* [What this task involves]:
Among the entries that follow, find every line with the word "Audio" and copy it.

══ Dataset content ══

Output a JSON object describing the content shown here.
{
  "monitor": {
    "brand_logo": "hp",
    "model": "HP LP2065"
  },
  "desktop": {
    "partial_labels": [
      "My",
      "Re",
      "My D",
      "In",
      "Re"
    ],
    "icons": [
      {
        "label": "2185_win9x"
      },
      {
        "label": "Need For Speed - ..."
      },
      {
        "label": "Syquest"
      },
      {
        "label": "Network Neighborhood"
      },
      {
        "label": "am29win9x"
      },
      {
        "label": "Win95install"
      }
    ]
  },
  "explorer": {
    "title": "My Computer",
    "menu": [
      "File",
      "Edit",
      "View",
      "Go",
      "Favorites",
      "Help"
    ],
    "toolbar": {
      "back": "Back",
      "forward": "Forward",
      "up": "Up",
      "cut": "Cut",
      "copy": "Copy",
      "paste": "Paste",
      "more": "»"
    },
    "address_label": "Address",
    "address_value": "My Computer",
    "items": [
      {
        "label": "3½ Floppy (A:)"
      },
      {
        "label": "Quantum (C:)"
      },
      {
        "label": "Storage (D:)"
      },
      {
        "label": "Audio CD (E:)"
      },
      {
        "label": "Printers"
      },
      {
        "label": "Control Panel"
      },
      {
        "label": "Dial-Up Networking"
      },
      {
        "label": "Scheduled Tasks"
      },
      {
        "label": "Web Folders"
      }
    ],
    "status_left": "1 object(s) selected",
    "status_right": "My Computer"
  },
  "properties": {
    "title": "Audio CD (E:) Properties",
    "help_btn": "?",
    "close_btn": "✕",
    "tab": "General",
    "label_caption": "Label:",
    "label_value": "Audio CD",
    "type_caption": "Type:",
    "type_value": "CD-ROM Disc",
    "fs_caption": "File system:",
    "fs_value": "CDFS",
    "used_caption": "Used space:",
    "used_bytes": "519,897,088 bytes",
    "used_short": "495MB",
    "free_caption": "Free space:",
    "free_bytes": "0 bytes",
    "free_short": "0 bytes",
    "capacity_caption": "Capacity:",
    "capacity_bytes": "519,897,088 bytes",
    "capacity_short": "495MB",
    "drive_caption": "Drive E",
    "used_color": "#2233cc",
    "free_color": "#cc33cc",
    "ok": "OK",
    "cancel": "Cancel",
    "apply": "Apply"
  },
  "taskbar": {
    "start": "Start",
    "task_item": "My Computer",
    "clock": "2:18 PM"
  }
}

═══

* [Answer below]:
        "label": "Audio CD (E:)"
    "title": "Audio CD (E:) Properties",
    "label_value": "Audio CD",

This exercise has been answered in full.